Dataset excerpts:
————————

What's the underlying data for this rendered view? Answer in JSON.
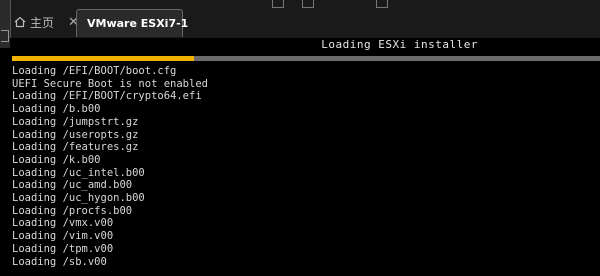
{
  "tabs": {
    "home_label": "主页",
    "vm_label": "VMware ESXi7-1",
    "close_glyph": "✕"
  },
  "console": {
    "title": "Loading ESXi installer",
    "progress_percent": 31,
    "lines": [
      "Loading /EFI/BOOT/boot.cfg",
      "UEFI Secure Boot is not enabled",
      "Loading /EFI/BOOT/crypto64.efi",
      "Loading /b.b00",
      "Loading /jumpstrt.gz",
      "Loading /useropts.gz",
      "Loading /features.gz",
      "Loading /k.b00",
      "Loading /uc_intel.b00",
      "Loading /uc_amd.b00",
      "Loading /uc_hygon.b00",
      "Loading /procfs.b00",
      "Loading /vmx.v00",
      "Loading /vim.v00",
      "Loading /tpm.v00",
      "Loading /sb.v00"
    ]
  },
  "colors": {
    "progress": "#f0b400",
    "track": "#6b6b6b",
    "text": "#d8d8d8"
  }
}
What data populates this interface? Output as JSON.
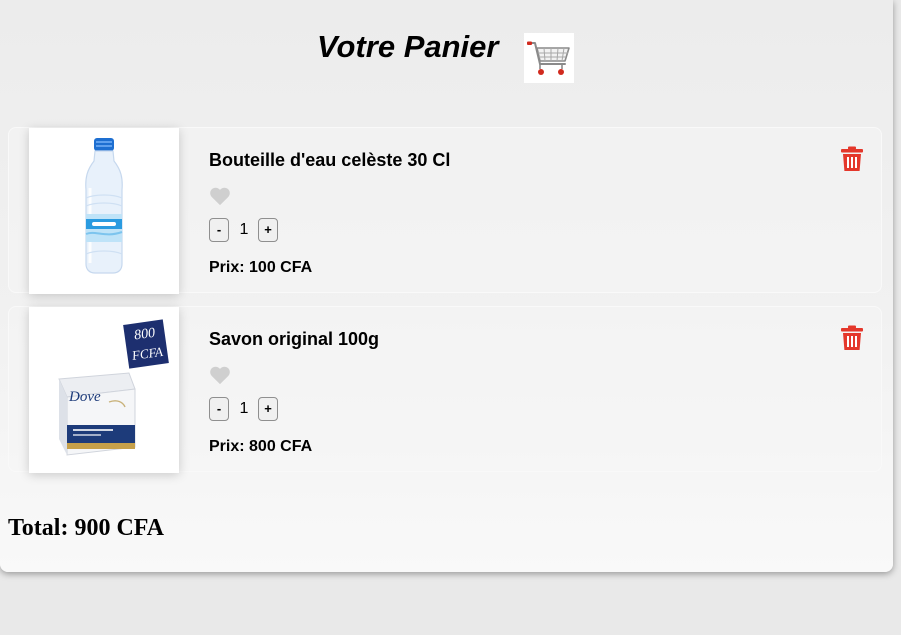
{
  "header": {
    "title": "Votre Panier",
    "cart_icon": "shopping-cart-icon"
  },
  "cart": {
    "items": [
      {
        "name": "Bouteille d'eau celèste 30 Cl",
        "image": "water-bottle-image",
        "quantity": "1",
        "price": "Prix: 100 CFA",
        "minus_label": "-",
        "plus_label": "+"
      },
      {
        "name": "Savon original 100g",
        "image": "dove-soap-image",
        "image_text": {
          "tag_line1": "800",
          "tag_line2": "FCFA",
          "brand": "Dove"
        },
        "quantity": "1",
        "price": "Prix: 800 CFA",
        "minus_label": "-",
        "plus_label": "+"
      }
    ],
    "total": "Total: 900 CFA"
  },
  "colors": {
    "trash": "#e4372b",
    "heart": "#cfcfcf",
    "panel_background": "#f1f1f1"
  },
  "icons": {
    "favorite": "heart-icon",
    "remove": "trash-icon"
  }
}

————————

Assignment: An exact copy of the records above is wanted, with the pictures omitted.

Answer box:
What's the underlying data for this rendered view? Answer in JSON.
{
  "tabs": {
    "home_label": "主页",
    "vm_label": "VMware ESXi7-1",
    "close_glyph": "✕"
  },
  "console": {
    "title": "Loading ESXi installer",
    "progress_percent": 31,
    "lines": [
      "Loading /EFI/BOOT/boot.cfg",
      "UEFI Secure Boot is not enabled",
      "Loading /EFI/BOOT/crypto64.efi",
      "Loading /b.b00",
      "Loading /jumpstrt.gz",
      "Loading /useropts.gz",
      "Loading /features.gz",
      "Loading /k.b00",
      "Loading /uc_intel.b00",
      "Loading /uc_amd.b00",
      "Loading /uc_hygon.b00",
      "Loading /procfs.b00",
      "Loading /vmx.v00",
      "Loading /vim.v00",
      "Loading /tpm.v00",
      "Loading /sb.v00"
    ]
  },
  "colors": {
    "progress": "#f0b400",
    "track": "#6b6b6b",
    "text": "#d8d8d8"
  }
}
What data populates this interface? Output as JSON.
{
  "header": {
    "title": "Votre Panier",
    "cart_icon": "shopping-cart-icon"
  },
  "cart": {
    "items": [
      {
        "name": "Bouteille d'eau celèste 30 Cl",
        "image": "water-bottle-image",
        "quantity": "1",
        "price": "Prix: 100 CFA",
        "minus_label": "-",
        "plus_label": "+"
      },
      {
        "name": "Savon original 100g",
        "image": "dove-soap-image",
        "image_text": {
          "tag_line1": "800",
          "tag_line2": "FCFA",
          "brand": "Dove"
        },
        "quantity": "1",
        "price": "Prix: 800 CFA",
        "minus_label": "-",
        "plus_label": "+"
      }
    ],
    "total": "Total: 900 CFA"
  },
  "colors": {
    "trash": "#e4372b",
    "heart": "#cfcfcf",
    "panel_background": "#f1f1f1"
  },
  "icons": {
    "favorite": "heart-icon",
    "remove": "trash-icon"
  }
}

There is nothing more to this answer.